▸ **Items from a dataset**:

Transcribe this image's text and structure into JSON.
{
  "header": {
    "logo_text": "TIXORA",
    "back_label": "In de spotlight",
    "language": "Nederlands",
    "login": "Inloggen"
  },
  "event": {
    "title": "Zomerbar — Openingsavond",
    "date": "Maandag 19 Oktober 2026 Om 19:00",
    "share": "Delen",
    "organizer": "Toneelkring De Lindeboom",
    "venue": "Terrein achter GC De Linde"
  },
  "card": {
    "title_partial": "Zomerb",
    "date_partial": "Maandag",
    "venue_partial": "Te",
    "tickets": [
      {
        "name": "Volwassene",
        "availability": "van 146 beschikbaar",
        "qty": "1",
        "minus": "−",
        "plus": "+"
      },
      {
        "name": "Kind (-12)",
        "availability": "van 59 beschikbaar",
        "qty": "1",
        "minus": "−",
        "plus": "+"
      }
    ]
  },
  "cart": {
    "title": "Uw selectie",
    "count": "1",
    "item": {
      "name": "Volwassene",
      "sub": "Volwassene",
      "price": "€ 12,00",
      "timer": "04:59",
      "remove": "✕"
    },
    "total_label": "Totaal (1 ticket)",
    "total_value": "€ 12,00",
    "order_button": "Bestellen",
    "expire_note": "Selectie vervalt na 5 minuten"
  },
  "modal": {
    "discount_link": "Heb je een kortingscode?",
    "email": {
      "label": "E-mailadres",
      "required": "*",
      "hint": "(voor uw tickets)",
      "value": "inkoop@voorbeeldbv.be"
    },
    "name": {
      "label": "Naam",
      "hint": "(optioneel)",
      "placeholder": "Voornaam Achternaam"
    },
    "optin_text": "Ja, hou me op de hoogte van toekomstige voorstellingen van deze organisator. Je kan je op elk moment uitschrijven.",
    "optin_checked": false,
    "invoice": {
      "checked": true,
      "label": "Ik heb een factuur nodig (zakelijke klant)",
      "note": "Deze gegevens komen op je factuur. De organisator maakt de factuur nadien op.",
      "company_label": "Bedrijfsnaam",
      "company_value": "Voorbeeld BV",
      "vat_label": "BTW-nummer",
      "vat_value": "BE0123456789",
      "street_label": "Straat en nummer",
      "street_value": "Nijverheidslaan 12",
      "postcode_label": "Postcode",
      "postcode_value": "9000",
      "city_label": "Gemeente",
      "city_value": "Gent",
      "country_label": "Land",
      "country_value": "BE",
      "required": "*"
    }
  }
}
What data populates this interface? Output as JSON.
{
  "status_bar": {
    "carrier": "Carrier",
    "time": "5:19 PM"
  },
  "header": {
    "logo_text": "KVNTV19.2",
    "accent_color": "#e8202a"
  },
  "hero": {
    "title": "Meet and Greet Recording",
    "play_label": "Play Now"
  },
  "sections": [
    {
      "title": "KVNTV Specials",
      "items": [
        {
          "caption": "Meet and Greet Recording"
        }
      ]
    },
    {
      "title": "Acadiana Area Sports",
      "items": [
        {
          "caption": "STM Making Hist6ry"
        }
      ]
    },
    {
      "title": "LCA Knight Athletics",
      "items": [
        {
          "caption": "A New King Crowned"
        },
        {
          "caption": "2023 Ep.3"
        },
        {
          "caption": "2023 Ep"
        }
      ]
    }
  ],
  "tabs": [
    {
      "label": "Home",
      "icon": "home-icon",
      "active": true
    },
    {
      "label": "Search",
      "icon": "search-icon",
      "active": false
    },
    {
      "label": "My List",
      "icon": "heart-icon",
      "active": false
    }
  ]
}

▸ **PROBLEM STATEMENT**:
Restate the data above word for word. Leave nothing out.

▸ **ANSWER FOR THIS EXERCISE**:
Transcribe this image's text and structure into JSON.
{
  "header": {
    "logo_text": "TIXORA",
    "back_label": "In de spotlight",
    "language": "Nederlands",
    "login": "Inloggen"
  },
  "event": {
    "title": "Zomerbar — Openingsavond",
    "date": "Maandag 19 Oktober 2026 Om 19:00",
    "share": "Delen",
    "organizer": "Toneelkring De Lindeboom",
    "venue": "Terrein achter GC De Linde"
  },
  "card": {
    "title_partial": "Zomerb",
    "date_partial": "Maandag",
    "venue_partial": "Te",
    "tickets": [
      {
        "name": "Volwassene",
        "availability": "van 146 beschikbaar",
        "qty": "1",
        "minus": "−",
        "plus": "+"
      },
      {
        "name": "Kind (-12)",
        "availability": "van 59 beschikbaar",
        "qty": "1",
        "minus": "−",
        "plus": "+"
      }
    ]
  },
  "cart": {
    "title": "Uw selectie",
    "count": "1",
    "item": {
      "name": "Volwassene",
      "sub": "Volwassene",
      "price": "€ 12,00",
      "timer": "04:59",
      "remove": "✕"
    },
    "total_label": "Totaal (1 ticket)",
    "total_value": "€ 12,00",
    "order_button": "Bestellen",
    "expire_note": "Selectie vervalt na 5 minuten"
  },
  "modal": {
    "discount_link": "Heb je een kortingscode?",
    "email": {
      "label": "E-mailadres",
      "required": "*",
      "hint": "(voor uw tickets)",
      "value": "inkoop@voorbeeldbv.be"
    },
    "name": {
      "label": "Naam",
      "hint": "(optioneel)",
      "placeholder": "Voornaam Achternaam"
    },
    "optin_text": "Ja, hou me op de hoogte van toekomstige voorstellingen van deze organisator. Je kan je op elk moment uitschrijven.",
    "optin_checked": false,
    "invoice": {
      "checked": true,
      "label": "Ik heb een factuur nodig (zakelijke klant)",
      "note": "Deze gegevens komen op je factuur. De organisator maakt de factuur nadien op.",
      "company_label": "Bedrijfsnaam",
      "company_value": "Voorbeeld BV",
      "vat_label": "BTW-nummer",
      "vat_value": "BE0123456789",
      "street_label": "Straat en nummer",
      "street_value": "Nijverheidslaan 12",
      "postcode_label": "Postcode",
      "postcode_value": "9000",
      "city_label": "Gemeente",
      "city_value": "Gent",
      "country_label": "Land",
      "country_value": "BE",
      "required": "*"
    }
  }
}
What data populates this interface? Output as JSON.
{
  "status_bar": {
    "carrier": "Carrier",
    "time": "5:19 PM"
  },
  "header": {
    "logo_text": "KVNTV19.2",
    "accent_color": "#e8202a"
  },
  "hero": {
    "title": "Meet and Greet Recording",
    "play_label": "Play Now"
  },
  "sections": [
    {
      "title": "KVNTV Specials",
      "items": [
        {
          "caption": "Meet and Greet Recording"
        }
      ]
    },
    {
      "title": "Acadiana Area Sports",
      "items": [
        {
          "caption": "STM Making Hist6ry"
        }
      ]
    },
    {
      "title": "LCA Knight Athletics",
      "items": [
        {
          "caption": "A New King Crowned"
        },
        {
          "caption": "2023 Ep.3"
        },
        {
          "caption": "2023 Ep"
        }
      ]
    }
  ],
  "tabs": [
    {
      "label": "Home",
      "icon": "home-icon",
      "active": true
    },
    {
      "label": "Search",
      "icon": "search-icon",
      "active": false
    },
    {
      "label": "My List",
      "icon": "heart-icon",
      "active": false
    }
  ]
}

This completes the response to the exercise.